AIM OF THE TASK => Examine the data below and state how many lines contain "phone", offering no other words.
::: DATA :::
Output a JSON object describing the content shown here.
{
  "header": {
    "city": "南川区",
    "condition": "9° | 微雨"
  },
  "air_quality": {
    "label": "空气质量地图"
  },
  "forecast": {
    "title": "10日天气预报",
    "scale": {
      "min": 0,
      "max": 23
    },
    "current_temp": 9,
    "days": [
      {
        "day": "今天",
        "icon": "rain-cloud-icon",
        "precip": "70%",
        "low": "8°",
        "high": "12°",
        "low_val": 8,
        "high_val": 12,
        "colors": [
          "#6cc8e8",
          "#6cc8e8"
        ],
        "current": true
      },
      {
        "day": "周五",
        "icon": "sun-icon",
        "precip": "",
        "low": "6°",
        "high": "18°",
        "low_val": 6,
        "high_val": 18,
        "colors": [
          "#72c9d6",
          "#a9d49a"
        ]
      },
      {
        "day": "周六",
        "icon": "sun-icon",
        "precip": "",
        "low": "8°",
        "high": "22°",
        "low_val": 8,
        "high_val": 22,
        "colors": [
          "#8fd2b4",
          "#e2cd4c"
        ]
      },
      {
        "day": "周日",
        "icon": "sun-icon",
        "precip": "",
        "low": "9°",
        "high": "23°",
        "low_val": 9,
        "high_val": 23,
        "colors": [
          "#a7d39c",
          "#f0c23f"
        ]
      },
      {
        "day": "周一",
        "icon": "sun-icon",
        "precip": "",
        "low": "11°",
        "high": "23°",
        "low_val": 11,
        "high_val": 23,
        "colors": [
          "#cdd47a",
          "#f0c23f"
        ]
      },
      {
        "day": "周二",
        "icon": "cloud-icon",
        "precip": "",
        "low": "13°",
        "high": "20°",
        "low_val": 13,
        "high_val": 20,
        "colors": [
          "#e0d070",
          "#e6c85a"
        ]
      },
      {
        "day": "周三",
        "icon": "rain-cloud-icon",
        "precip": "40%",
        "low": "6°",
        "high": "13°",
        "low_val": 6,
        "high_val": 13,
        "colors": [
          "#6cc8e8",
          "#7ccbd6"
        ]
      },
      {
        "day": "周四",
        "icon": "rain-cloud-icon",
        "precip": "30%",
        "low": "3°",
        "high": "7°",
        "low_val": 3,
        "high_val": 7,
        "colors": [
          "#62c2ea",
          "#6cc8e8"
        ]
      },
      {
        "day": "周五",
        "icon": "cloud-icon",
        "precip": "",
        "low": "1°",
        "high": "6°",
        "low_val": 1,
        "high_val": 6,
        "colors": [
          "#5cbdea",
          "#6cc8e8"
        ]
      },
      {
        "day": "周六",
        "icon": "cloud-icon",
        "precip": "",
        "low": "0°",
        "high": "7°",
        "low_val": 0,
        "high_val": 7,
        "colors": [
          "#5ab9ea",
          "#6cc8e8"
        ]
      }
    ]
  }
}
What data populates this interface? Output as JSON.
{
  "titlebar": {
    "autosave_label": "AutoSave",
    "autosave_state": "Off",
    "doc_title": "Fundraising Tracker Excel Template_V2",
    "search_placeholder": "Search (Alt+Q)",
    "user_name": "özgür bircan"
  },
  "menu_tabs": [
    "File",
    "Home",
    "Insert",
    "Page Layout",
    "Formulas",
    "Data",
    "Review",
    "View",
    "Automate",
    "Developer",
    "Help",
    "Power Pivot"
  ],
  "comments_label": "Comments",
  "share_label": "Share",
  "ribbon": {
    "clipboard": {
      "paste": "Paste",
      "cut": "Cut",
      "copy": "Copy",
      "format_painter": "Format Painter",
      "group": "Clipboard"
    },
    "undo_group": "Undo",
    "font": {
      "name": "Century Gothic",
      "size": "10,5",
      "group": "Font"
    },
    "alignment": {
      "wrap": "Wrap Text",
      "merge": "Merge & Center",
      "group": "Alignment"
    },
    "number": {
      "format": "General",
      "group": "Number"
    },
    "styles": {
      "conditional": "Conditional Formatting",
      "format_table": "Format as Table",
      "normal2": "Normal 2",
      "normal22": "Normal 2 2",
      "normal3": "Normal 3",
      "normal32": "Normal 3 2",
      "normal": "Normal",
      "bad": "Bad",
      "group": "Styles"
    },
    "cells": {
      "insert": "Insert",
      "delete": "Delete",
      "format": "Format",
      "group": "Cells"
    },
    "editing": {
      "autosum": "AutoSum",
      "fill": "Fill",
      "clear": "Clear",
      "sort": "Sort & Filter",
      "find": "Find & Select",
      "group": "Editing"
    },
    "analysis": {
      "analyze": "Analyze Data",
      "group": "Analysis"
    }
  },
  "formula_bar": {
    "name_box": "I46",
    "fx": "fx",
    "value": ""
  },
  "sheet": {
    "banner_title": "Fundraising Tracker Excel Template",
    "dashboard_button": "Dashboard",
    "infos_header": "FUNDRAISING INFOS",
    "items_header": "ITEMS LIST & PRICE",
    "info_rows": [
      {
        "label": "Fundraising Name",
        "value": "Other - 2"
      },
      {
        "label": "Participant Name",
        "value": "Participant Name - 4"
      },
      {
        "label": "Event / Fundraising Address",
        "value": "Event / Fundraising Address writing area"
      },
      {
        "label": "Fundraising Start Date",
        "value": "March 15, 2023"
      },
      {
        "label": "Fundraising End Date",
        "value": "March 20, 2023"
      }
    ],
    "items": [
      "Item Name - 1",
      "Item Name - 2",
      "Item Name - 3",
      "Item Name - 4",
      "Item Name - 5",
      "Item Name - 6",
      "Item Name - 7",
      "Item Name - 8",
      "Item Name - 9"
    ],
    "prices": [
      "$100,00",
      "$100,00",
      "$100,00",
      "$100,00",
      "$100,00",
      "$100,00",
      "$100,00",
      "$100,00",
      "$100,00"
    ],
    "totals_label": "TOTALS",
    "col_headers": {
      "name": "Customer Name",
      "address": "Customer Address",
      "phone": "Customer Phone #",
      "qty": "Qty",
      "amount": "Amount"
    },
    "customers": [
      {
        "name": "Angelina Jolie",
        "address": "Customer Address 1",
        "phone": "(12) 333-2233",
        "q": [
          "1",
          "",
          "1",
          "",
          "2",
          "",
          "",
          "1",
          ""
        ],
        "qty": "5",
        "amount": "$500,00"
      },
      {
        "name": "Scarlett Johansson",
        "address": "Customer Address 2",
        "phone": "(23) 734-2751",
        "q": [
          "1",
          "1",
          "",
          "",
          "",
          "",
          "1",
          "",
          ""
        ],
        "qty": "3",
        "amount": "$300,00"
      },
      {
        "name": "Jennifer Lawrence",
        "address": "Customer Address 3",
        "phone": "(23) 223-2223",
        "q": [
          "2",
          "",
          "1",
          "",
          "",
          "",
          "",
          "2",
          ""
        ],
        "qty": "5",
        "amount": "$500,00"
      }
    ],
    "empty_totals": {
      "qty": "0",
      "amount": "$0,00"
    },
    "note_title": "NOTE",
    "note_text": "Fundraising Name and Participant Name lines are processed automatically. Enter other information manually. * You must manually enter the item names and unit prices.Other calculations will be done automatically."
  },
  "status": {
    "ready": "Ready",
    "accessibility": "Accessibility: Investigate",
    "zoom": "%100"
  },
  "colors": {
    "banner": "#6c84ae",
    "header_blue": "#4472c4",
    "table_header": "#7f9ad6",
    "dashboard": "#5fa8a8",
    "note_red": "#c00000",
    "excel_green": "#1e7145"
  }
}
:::
RESPONSE AREA => 4